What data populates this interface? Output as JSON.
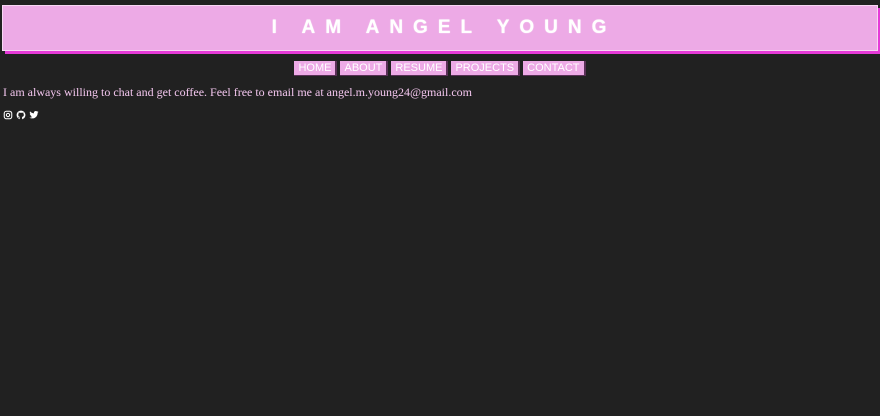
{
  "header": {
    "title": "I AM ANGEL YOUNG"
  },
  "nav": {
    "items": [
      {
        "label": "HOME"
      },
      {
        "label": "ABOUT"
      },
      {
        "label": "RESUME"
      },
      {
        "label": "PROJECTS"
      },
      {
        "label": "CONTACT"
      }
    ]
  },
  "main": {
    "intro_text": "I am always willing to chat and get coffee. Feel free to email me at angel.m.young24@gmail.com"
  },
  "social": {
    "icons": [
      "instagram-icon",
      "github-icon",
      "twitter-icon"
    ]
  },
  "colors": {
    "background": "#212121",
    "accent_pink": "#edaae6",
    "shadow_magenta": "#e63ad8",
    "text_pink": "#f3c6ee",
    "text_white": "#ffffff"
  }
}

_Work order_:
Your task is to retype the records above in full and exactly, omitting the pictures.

_Response to this exercise_:
What data populates this interface? Output as JSON.
{
  "header": {
    "title": "I AM ANGEL YOUNG"
  },
  "nav": {
    "items": [
      {
        "label": "HOME"
      },
      {
        "label": "ABOUT"
      },
      {
        "label": "RESUME"
      },
      {
        "label": "PROJECTS"
      },
      {
        "label": "CONTACT"
      }
    ]
  },
  "main": {
    "intro_text": "I am always willing to chat and get coffee. Feel free to email me at angel.m.young24@gmail.com"
  },
  "social": {
    "icons": [
      "instagram-icon",
      "github-icon",
      "twitter-icon"
    ]
  },
  "colors": {
    "background": "#212121",
    "accent_pink": "#edaae6",
    "shadow_magenta": "#e63ad8",
    "text_pink": "#f3c6ee",
    "text_white": "#ffffff"
  }
}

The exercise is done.